i have some exciting news. Today we will tackle one of the hardest questions concerning one of the most sensible themes in every country: The educational system and how to fix/improve it .
Well I am going to talk about the Tunisian educational system until the Baccalauréat. Why ? Because that’s when I stopped studying in Tunisia.
So, the first thing that comes to my mind is the lack of technological subjects in the curriculum. The first class when to use a computer, is your first year in high school. That’s really late especially for those who can not afford to buy a computer on their own. Countries like South Korea and China are preparing their kids to code starting from Kindergarden. So a technological leap is something almost vital to Tunisia.
The second thing, is entrepreneurship : Kids need to understand more about the market;they need to be able to have the tools to invest in their ideas. Being an employer is always better than being an employee. Now if you spend years studying about how to make a successful company, you will need only the idea and you will be armed with the proper knowledge to be successful.

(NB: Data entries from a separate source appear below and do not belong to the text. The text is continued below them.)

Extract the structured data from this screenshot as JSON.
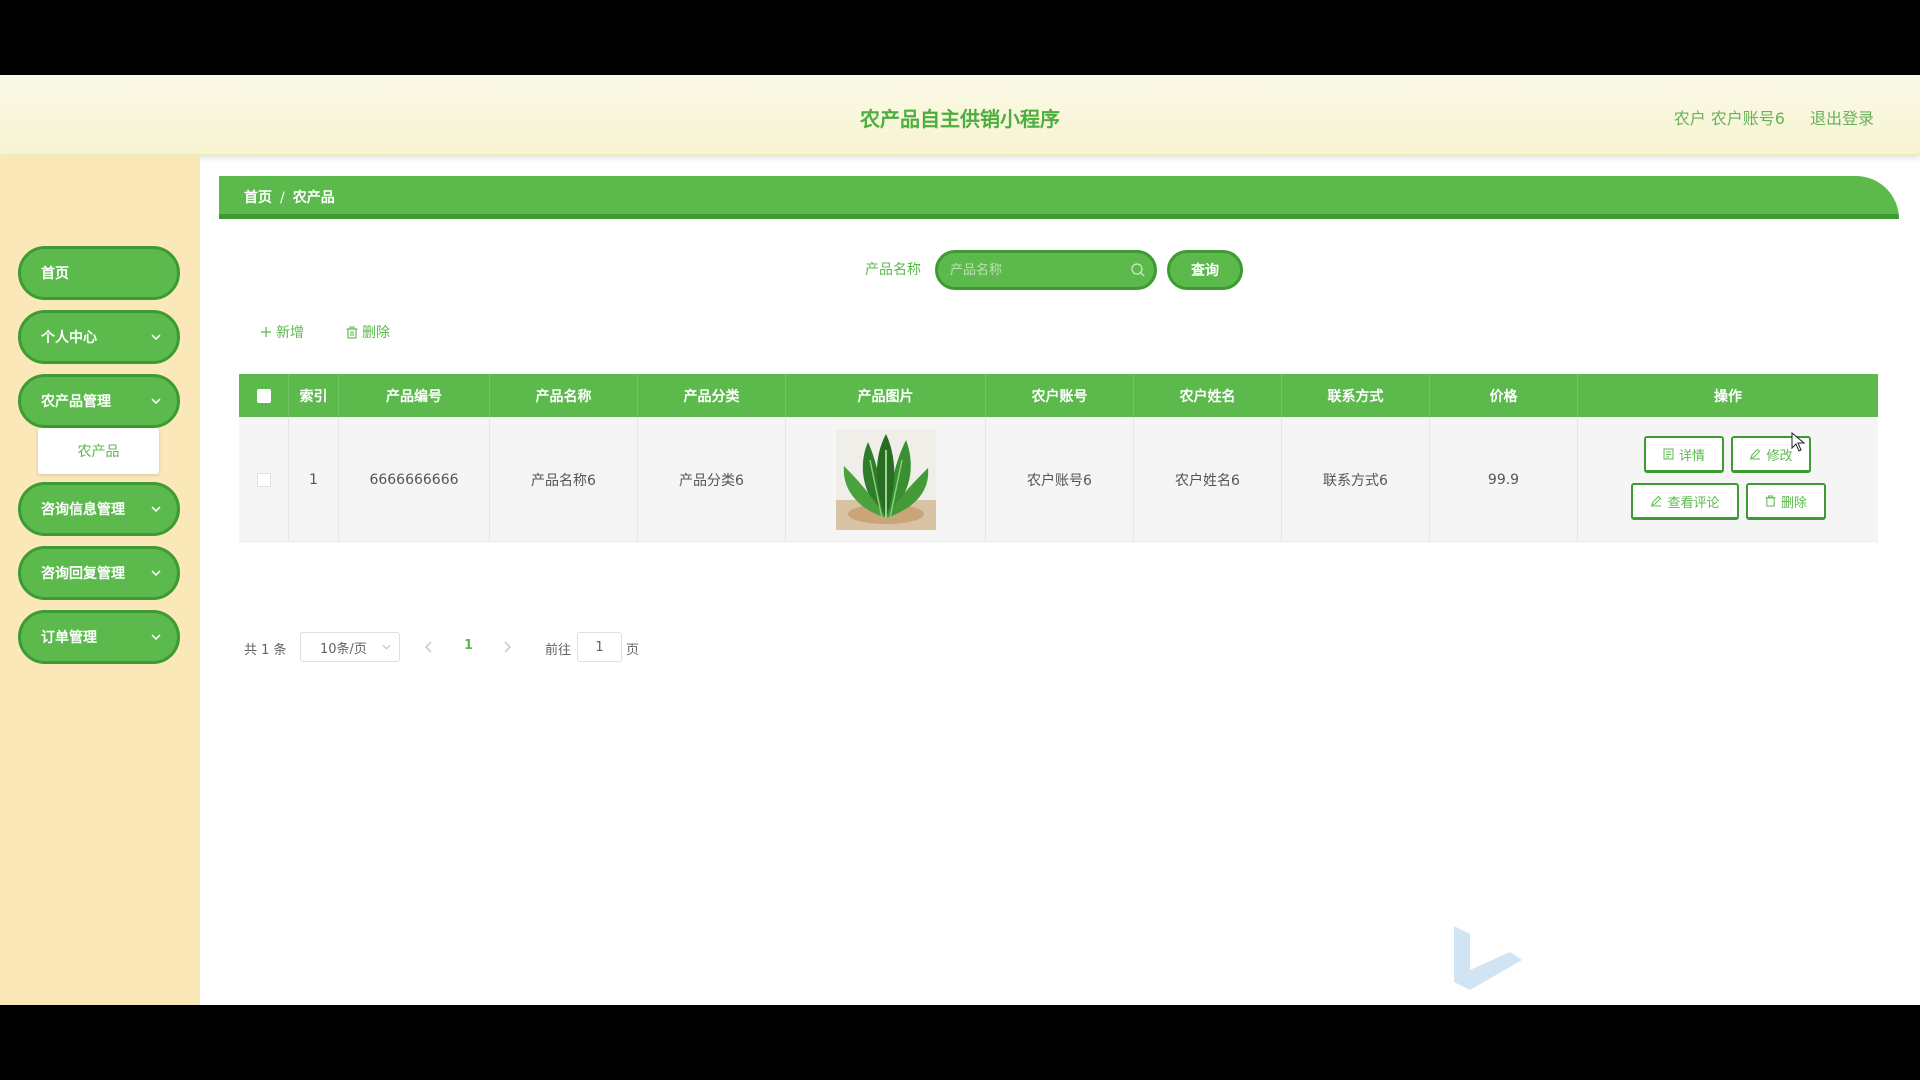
{
  "header": {
    "title": "农产品自主供销小程序",
    "user": "农户 农户账号6",
    "logout": "退出登录"
  },
  "sidebar": {
    "items": [
      {
        "label": "首页",
        "has_chevron": false
      },
      {
        "label": "个人中心",
        "has_chevron": true
      },
      {
        "label": "农产品管理",
        "has_chevron": true
      },
      {
        "label": "咨询信息管理",
        "has_chevron": true
      },
      {
        "label": "咨询回复管理",
        "has_chevron": true
      },
      {
        "label": "订单管理",
        "has_chevron": true
      }
    ],
    "submenu": {
      "label": "农产品"
    }
  },
  "breadcrumb": {
    "home": "首页",
    "separator": "/",
    "current": "农产品"
  },
  "search": {
    "label": "产品名称",
    "placeholder": "产品名称",
    "button": "查询"
  },
  "actions": {
    "add": "新增",
    "delete": "删除"
  },
  "table": {
    "columns": [
      "索引",
      "产品编号",
      "产品名称",
      "产品分类",
      "产品图片",
      "农户账号",
      "农户姓名",
      "联系方式",
      "价格",
      "操作"
    ],
    "rows": [
      {
        "index": "1",
        "code": "6666666666",
        "name": "产品名称6",
        "category": "产品分类6",
        "account": "农户账号6",
        "farmer": "农户姓名6",
        "contact": "联系方式6",
        "price": "99.9"
      }
    ],
    "row_actions": {
      "detail": "详情",
      "edit": "修改",
      "review": "查看评论",
      "delete": "删除"
    }
  },
  "pagination": {
    "total": "共 1 条",
    "page_size": "10条/页",
    "current": "1",
    "goto_label": "前往",
    "goto_value": "1",
    "page_suffix": "页"
  },
  "colors": {
    "primary": "#5cb94c",
    "primary_dark": "#3e9a33",
    "sidebar_bg": "#fbe8b9",
    "header_bg": "#f7f4d0"
  }
}
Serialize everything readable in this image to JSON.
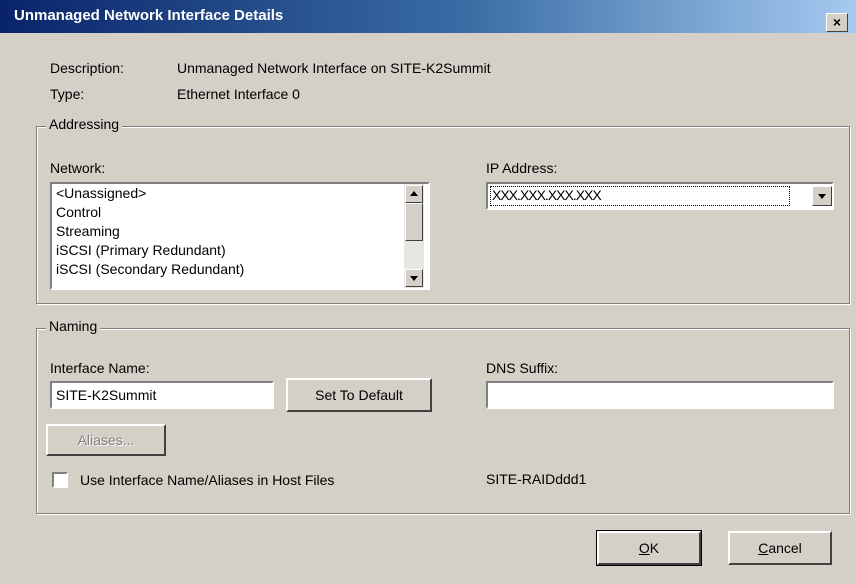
{
  "window": {
    "title": "Unmanaged Network Interface Details",
    "close_label": "×"
  },
  "info": {
    "description_label": "Description:",
    "description_value": "Unmanaged Network Interface on SITE-K2Summit",
    "type_label": "Type:",
    "type_value": "Ethernet Interface 0"
  },
  "addressing": {
    "legend": "Addressing",
    "network_label": "Network:",
    "network_items": [
      "<Unassigned>",
      "Control",
      "Streaming",
      "iSCSI (Primary Redundant)",
      "iSCSI (Secondary Redundant)"
    ],
    "ip_label": "IP Address:",
    "ip_value": "XXX.XXX.XXX.XXX"
  },
  "naming": {
    "legend": "Naming",
    "interface_name_label": "Interface Name:",
    "interface_name_value": "SITE-K2Summit",
    "set_default_label": "Set To Default",
    "dns_label": "DNS Suffix:",
    "dns_value": "",
    "aliases_label": "Aliases...",
    "host_files_label": "Use Interface Name/Aliases in Host Files",
    "host_files_checked": false,
    "raid_name": "SITE-RAIDddd1"
  },
  "buttons": {
    "ok_mnemonic": "O",
    "ok_rest": "K",
    "cancel_mnemonic": "C",
    "cancel_rest": "ancel"
  }
}
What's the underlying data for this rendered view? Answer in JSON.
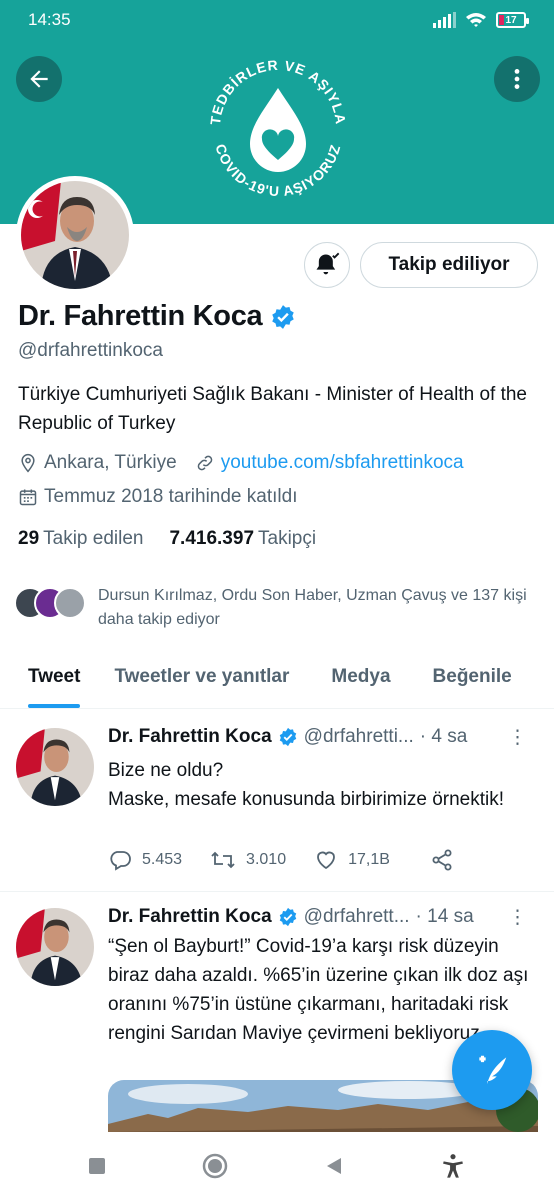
{
  "status_bar": {
    "time": "14:35",
    "battery": "17"
  },
  "banner": {
    "campaign_top": "TEDBİRLER VE AŞIYLA",
    "campaign_bottom": "COVID-19'U AŞIYORUZ",
    "color": "#16a39a"
  },
  "profile": {
    "follow_button": "Takip ediliyor",
    "name": "Dr. Fahrettin Koca",
    "handle": "@drfahrettinkoca",
    "bio": "Türkiye Cumhuriyeti Sağlık Bakanı - Minister of Health of the Republic of Turkey",
    "location": "Ankara, Türkiye",
    "website": "youtube.com/sbfahrettinkoca",
    "joined": "Temmuz 2018 tarihinde katıldı",
    "following_count": "29",
    "following_label": "Takip edilen",
    "followers_count": "7.416.397",
    "followers_label": "Takipçi",
    "known_followers": "Dursun Kırılmaz, Ordu Son Haber, Uzman Çavuş ve 137 kişi daha takip ediyor"
  },
  "tabs": [
    "Tweet",
    "Tweetler ve yanıtlar",
    "Medya",
    "Beğenile"
  ],
  "tweets": [
    {
      "name": "Dr. Fahrettin Koca",
      "handle": "@drfahretti...",
      "time": "· 4 sa",
      "text_line1": "Bize ne oldu?",
      "text_line2": "Maske, mesafe konusunda birbirimize örnektik!",
      "replies": "5.453",
      "retweets": "3.010",
      "likes": "17,1B"
    },
    {
      "name": "Dr. Fahrettin Koca",
      "handle": "@drfahrett...",
      "time": "· 14 sa",
      "text": "“Şen ol Bayburt!” Covid-19’a karşı risk düzeyin biraz daha azaldı. %65’in üzerine çıkan ilk doz aşı oranını %75’in üstüne çıkarmanı, haritadaki risk rengini Sarıdan Maviye çevirmeni bekliyoruz."
    }
  ],
  "colors": {
    "accent": "#1d9bf0",
    "verified": "#1d9bf0",
    "text_secondary": "#536471"
  }
}
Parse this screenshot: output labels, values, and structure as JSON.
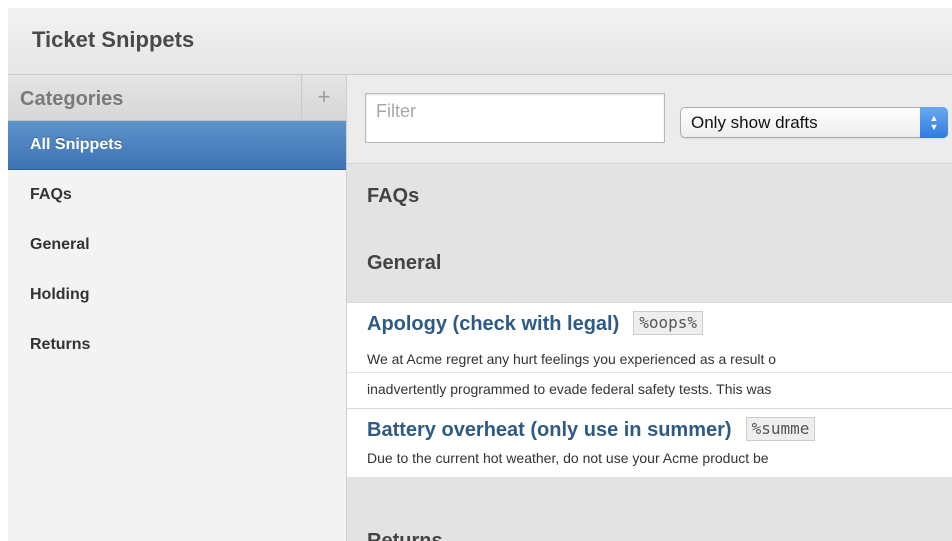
{
  "window": {
    "title": "Ticket Snippets"
  },
  "sidebar": {
    "header_label": "Categories",
    "add_label": "+",
    "items": [
      {
        "label": "All Snippets",
        "selected": true
      },
      {
        "label": "FAQs"
      },
      {
        "label": "General"
      },
      {
        "label": "Holding"
      },
      {
        "label": "Returns"
      }
    ]
  },
  "toolbar": {
    "filter": {
      "placeholder": "Filter",
      "value": ""
    },
    "select": {
      "value": "Only show drafts",
      "arrow_icon": "up-down-arrows-icon"
    }
  },
  "sections": [
    {
      "title": "FAQs"
    },
    {
      "title": "General"
    },
    {
      "title": "Returns"
    }
  ],
  "snippets": [
    {
      "title": "Apology (check with legal)",
      "tag": "%oops%",
      "body_line1": "We at Acme regret any hurt feelings you experienced as a result o",
      "body_line2": "inadvertently programmed to evade federal safety tests. This was"
    },
    {
      "title": "Battery overheat (only use in summer)",
      "tag": "%summe",
      "body_line1": "Due to the current hot weather, do not use your Acme product be"
    }
  ],
  "colors": {
    "selection": "#4a80bf",
    "snippet_title": "#2e5a86",
    "select_arrow": "#3b86e8"
  }
}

Third, and that’s the most important in my opinion, is the place of the English language in the hierarchy of languages in Tunisia. We all love the French language, but it is loosing its influence exponentially. Some would argue that it is a beautiful language I agree, but reading Zola and Camus is not going to help you communicate with the rest of the world.
Moreover, I oppose Polyvalence :Why? Very easy, we want to have students that have a broad knowledge about a lot of stuff, but spending 10 years of your life repeating the same stuff you learned a couple of years ago, like Islamic Education, Civil Education, The History of Carthage and the History of the Khalifas is a big waste of time. Don’t get me wrong, the subjects are interesting, but learning them once is more than enough. We need mathematicians who spend a huge chunk of their time studying math. Same thing goes to physicists and other subjects.
Finally, it is not actually about subjects, it is about the freedom of expression in schools. In 2020 there are still pupils who can’t wear shorts, earrings or have tatoos. Even worse, pupils who are still teenagers can’t hold hands with their significant other. Now how is that pupil going to be able to express himself, if you keep trying to shut him down? Freedom is the essence of creativity; and creativity is all we need.
It is not surprising that we still are far behind in the educational ladder, but if we do just one thing right, we will have the snowball effect. One thing right and everything else will follow.
Look, what I wrote is just an opinion. I am not a pedagog, I am not even sure that the educational scene in Tunisia is still as stiff as it used to be. But my experience in Tunisia left a mixed impression on me. I didn’t talk about the positive things, because you never notice the train that comes on time.
So long dear readers,